“In the end, we will conserve only what we love, we will love only what we understand, and we will understand only what we are taught.” – Baba Dioum
While TCWC mostly focuses on direct restoration in our watershed, part of our organizations’ efforts entail outreach and education. As Baba Dioum points out, conservation stems from knowledge so teaching and informing the public plays an integral role in inspiring environmental stewardship for our watersheds. In March, TCWC focused on extending its education and outreach to a variety of groups.
On March 10, TCWC hosted a table at the Children’s Clean Water Festival at the University of Portland. This annual event hosts 1400 students from the greater Portland area each year to attend water-focused classroom presentations, exhibits, and stage shows. Our table featured a culvert fish toss game, a fun and interactive display to demonstrate how culverts and pipes in urban streams can block fish passages.

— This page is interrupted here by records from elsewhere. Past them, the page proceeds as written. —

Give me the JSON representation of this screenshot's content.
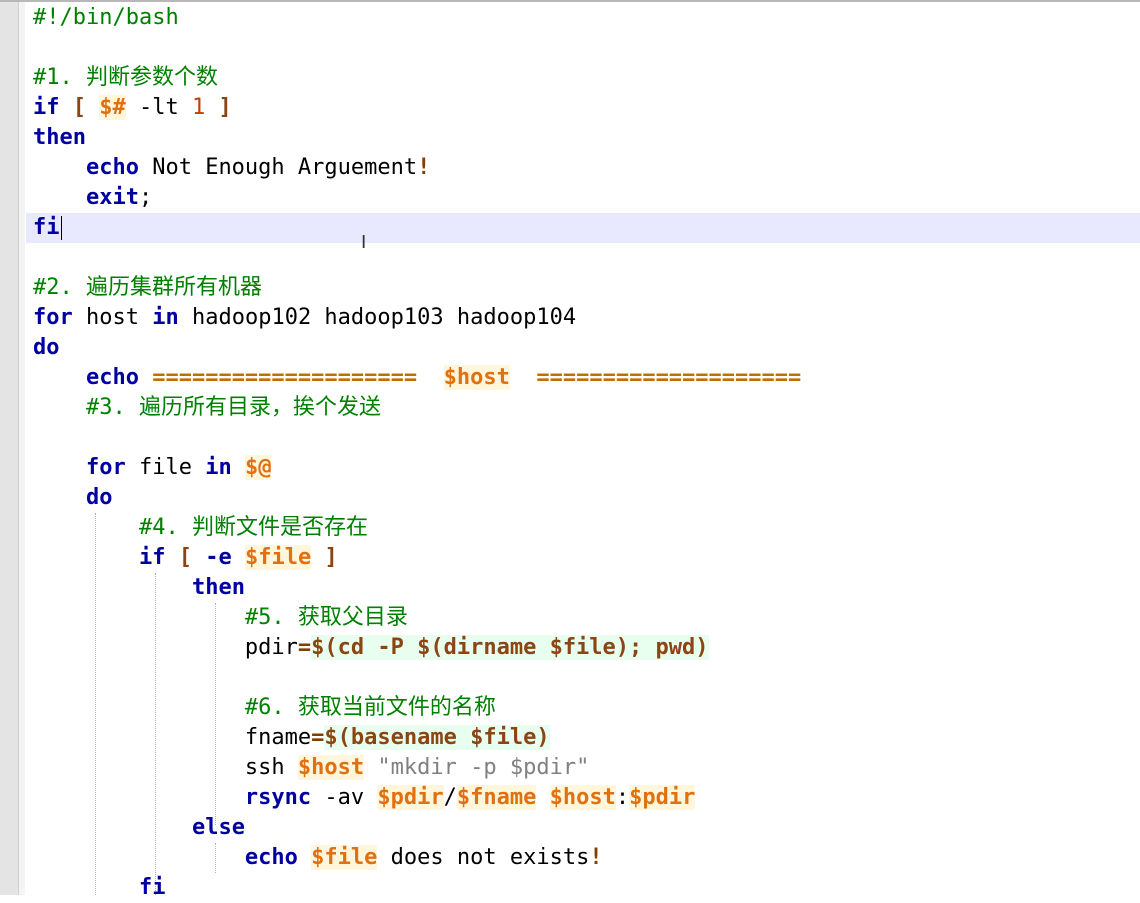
{
  "editor": {
    "language": "bash",
    "lines": [
      [
        {
          "t": "#!/bin/bash",
          "c": "cm"
        }
      ],
      [],
      [
        {
          "t": "#1. 判断参数个数",
          "c": "cm"
        }
      ],
      [
        {
          "t": "if",
          "c": "kw"
        },
        {
          "t": " ",
          "c": "plain"
        },
        {
          "t": "[",
          "c": "br"
        },
        {
          "t": " ",
          "c": "plain"
        },
        {
          "t": "$#",
          "c": "var"
        },
        {
          "t": " -lt ",
          "c": "plain"
        },
        {
          "t": "1",
          "c": "num"
        },
        {
          "t": " ",
          "c": "plain"
        },
        {
          "t": "]",
          "c": "br"
        }
      ],
      [
        {
          "t": "then",
          "c": "kw"
        }
      ],
      [
        {
          "t": "    ",
          "c": "plain"
        },
        {
          "t": "echo",
          "c": "kw"
        },
        {
          "t": " Not Enough Arguement",
          "c": "plain"
        },
        {
          "t": "!",
          "c": "op"
        }
      ],
      [
        {
          "t": "    ",
          "c": "plain"
        },
        {
          "t": "exit",
          "c": "kw"
        },
        {
          "t": ";",
          "c": "plain"
        }
      ],
      [
        {
          "t": "fi",
          "c": "kw"
        }
      ],
      [],
      [
        {
          "t": "#2. 遍历集群所有机器",
          "c": "cm"
        }
      ],
      [
        {
          "t": "for",
          "c": "kw"
        },
        {
          "t": " host ",
          "c": "plain"
        },
        {
          "t": "in",
          "c": "kw"
        },
        {
          "t": " hadoop102 hadoop103 hadoop104",
          "c": "plain"
        }
      ],
      [
        {
          "t": "do",
          "c": "kw"
        }
      ],
      [
        {
          "t": "    ",
          "c": "plain"
        },
        {
          "t": "echo",
          "c": "kw"
        },
        {
          "t": " ",
          "c": "plain"
        },
        {
          "t": "====================",
          "c": "sep"
        },
        {
          "t": "  ",
          "c": "plain"
        },
        {
          "t": "$host",
          "c": "var"
        },
        {
          "t": "  ",
          "c": "plain"
        },
        {
          "t": "====================",
          "c": "sep"
        }
      ],
      [
        {
          "t": "    ",
          "c": "plain"
        },
        {
          "t": "#3. 遍历所有目录，挨个发送",
          "c": "cm"
        }
      ],
      [],
      [
        {
          "t": "    ",
          "c": "plain"
        },
        {
          "t": "for",
          "c": "kw"
        },
        {
          "t": " file ",
          "c": "plain"
        },
        {
          "t": "in",
          "c": "kw"
        },
        {
          "t": " ",
          "c": "plain"
        },
        {
          "t": "$@",
          "c": "var"
        }
      ],
      [
        {
          "t": "    ",
          "c": "plain"
        },
        {
          "t": "do",
          "c": "kw"
        }
      ],
      [
        {
          "t": "        ",
          "c": "plain"
        },
        {
          "t": "#4. 判断文件是否存在",
          "c": "cm"
        }
      ],
      [
        {
          "t": "        ",
          "c": "plain"
        },
        {
          "t": "if",
          "c": "kw"
        },
        {
          "t": " ",
          "c": "plain"
        },
        {
          "t": "[",
          "c": "br"
        },
        {
          "t": " ",
          "c": "plain"
        },
        {
          "t": "-e",
          "c": "kw"
        },
        {
          "t": " ",
          "c": "plain"
        },
        {
          "t": "$file",
          "c": "var"
        },
        {
          "t": " ",
          "c": "plain"
        },
        {
          "t": "]",
          "c": "br"
        }
      ],
      [
        {
          "t": "            ",
          "c": "plain"
        },
        {
          "t": "then",
          "c": "kw"
        }
      ],
      [
        {
          "t": "                ",
          "c": "plain"
        },
        {
          "t": "#5. 获取父目录",
          "c": "cm"
        }
      ],
      [
        {
          "t": "                ",
          "c": "plain"
        },
        {
          "t": "pdir",
          "c": "plain"
        },
        {
          "t": "=",
          "c": "op"
        },
        {
          "t": "$(cd -P $(dirname $file); pwd)",
          "c": "sub"
        }
      ],
      [],
      [
        {
          "t": "                ",
          "c": "plain"
        },
        {
          "t": "#6. 获取当前文件的名称",
          "c": "cm"
        }
      ],
      [
        {
          "t": "                ",
          "c": "plain"
        },
        {
          "t": "fname",
          "c": "plain"
        },
        {
          "t": "=",
          "c": "op"
        },
        {
          "t": "$(basename $file)",
          "c": "sub"
        }
      ],
      [
        {
          "t": "                ",
          "c": "plain"
        },
        {
          "t": "ssh ",
          "c": "plain"
        },
        {
          "t": "$host",
          "c": "var"
        },
        {
          "t": " ",
          "c": "plain"
        },
        {
          "t": "\"mkdir -p $pdir\"",
          "c": "str"
        }
      ],
      [
        {
          "t": "                ",
          "c": "plain"
        },
        {
          "t": "rsync",
          "c": "kw"
        },
        {
          "t": " -av ",
          "c": "plain"
        },
        {
          "t": "$pdir",
          "c": "var"
        },
        {
          "t": "/",
          "c": "plain"
        },
        {
          "t": "$fname",
          "c": "var"
        },
        {
          "t": " ",
          "c": "plain"
        },
        {
          "t": "$host",
          "c": "var"
        },
        {
          "t": ":",
          "c": "plain"
        },
        {
          "t": "$pdir",
          "c": "var"
        }
      ],
      [
        {
          "t": "            ",
          "c": "plain"
        },
        {
          "t": "else",
          "c": "kw"
        }
      ],
      [
        {
          "t": "                ",
          "c": "plain"
        },
        {
          "t": "echo",
          "c": "kw"
        },
        {
          "t": " ",
          "c": "plain"
        },
        {
          "t": "$file",
          "c": "var"
        },
        {
          "t": " does not exists",
          "c": "plain"
        },
        {
          "t": "!",
          "c": "op"
        }
      ],
      [
        {
          "t": "        ",
          "c": "plain"
        },
        {
          "t": "fi",
          "c": "kw"
        }
      ]
    ],
    "caret_line": 7,
    "highlight_line": 7
  }
}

Students got three tries to toss a stuffed salmon through a hanging culvert – some were able to make it through but many got stuck or missed the culvert all together. After their turn, students were shown before and after photos from the Stone Bridge/Nettle Creek Bridge to get them thinking about why culverts should be replaced. Overall, the table was a great conversation starter and very popular with the students!

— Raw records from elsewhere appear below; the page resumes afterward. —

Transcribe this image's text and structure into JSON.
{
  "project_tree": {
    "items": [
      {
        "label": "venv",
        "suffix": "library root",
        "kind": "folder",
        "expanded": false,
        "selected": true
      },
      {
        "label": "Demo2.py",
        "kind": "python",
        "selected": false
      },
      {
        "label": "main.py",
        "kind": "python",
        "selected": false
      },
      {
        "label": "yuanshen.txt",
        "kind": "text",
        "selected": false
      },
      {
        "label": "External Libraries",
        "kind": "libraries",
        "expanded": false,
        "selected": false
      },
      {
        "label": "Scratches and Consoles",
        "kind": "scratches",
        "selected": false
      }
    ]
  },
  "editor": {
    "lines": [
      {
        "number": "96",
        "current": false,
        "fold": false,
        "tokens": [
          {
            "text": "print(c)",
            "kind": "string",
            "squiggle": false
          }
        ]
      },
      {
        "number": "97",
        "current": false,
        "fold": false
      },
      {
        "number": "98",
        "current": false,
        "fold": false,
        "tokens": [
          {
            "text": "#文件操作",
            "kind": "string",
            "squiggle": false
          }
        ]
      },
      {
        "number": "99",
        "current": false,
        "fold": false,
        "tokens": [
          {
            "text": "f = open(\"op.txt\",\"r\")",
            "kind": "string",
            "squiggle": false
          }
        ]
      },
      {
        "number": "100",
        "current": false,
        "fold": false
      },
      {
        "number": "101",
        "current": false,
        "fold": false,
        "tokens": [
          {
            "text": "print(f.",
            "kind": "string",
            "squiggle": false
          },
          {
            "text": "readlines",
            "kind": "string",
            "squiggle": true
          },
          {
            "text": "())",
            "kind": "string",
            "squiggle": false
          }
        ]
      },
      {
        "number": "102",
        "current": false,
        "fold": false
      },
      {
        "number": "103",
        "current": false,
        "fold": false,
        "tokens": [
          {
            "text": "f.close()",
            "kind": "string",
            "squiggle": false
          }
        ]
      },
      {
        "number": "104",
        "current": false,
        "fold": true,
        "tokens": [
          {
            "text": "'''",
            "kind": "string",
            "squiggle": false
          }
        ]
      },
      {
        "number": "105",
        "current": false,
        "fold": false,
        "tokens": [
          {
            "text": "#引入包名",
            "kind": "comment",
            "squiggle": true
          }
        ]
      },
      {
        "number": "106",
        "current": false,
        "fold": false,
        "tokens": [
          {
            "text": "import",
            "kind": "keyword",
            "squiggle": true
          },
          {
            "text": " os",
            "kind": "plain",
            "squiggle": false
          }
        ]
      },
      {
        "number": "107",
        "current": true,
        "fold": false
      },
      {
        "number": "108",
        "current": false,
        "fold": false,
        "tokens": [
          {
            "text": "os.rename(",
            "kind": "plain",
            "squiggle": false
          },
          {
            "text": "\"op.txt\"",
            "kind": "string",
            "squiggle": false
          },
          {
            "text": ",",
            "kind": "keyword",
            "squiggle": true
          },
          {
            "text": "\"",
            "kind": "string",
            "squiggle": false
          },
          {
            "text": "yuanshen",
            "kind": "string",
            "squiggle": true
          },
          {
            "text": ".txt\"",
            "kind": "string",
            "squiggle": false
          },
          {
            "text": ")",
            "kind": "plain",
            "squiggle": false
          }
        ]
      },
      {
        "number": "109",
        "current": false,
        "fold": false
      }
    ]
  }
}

In addition the Children’s Clean Water Festival, TCWC coordinated a spring break trip in late March for a group of 20 refugee teenagers from the School Assistance for Refugee Newcomers (SAFRN). The students were from a wide variety of countries, including the Democratic Republic of the Congo, Nepal, and Somalia to name a few.
TCWC took the students on a guided hike to Tryon Creek where they learned about plant identification, animal adaptations, and watershed issues. For many of them, the hike was their first time in a forest. They enjoyed seeing the tall Douglas fir and cedar.
The group then volunteered in the TCWC native plant nursery to help pot bare root plants that will be used for restoration in the fall. The students enjoyed learning how to pot plants and seeing all the slugs and worms in the soil. Overall, the trip was a great experience for the SAFRN group to learn about the local ecosystem and for TCWC to learn about the students’ experiences and cultures. A highlight was the group learning how to say “tree” in each student’s native language!
In other news, our Volunteer Coordinator Adra Lobdell recently created a watershed activity booklet as a project for her AmeriCorps program at the Confluence Environmental Center. The booklet provides fun and educational activities to enhance basic understanding of watershed science. Although aimed for elementary aged-students, it can be used by all ages and the SAFRN students completed the booklets before coming to Tryon Creek for their field trip. You can check out a .pdf version of the booklet here: CAP 1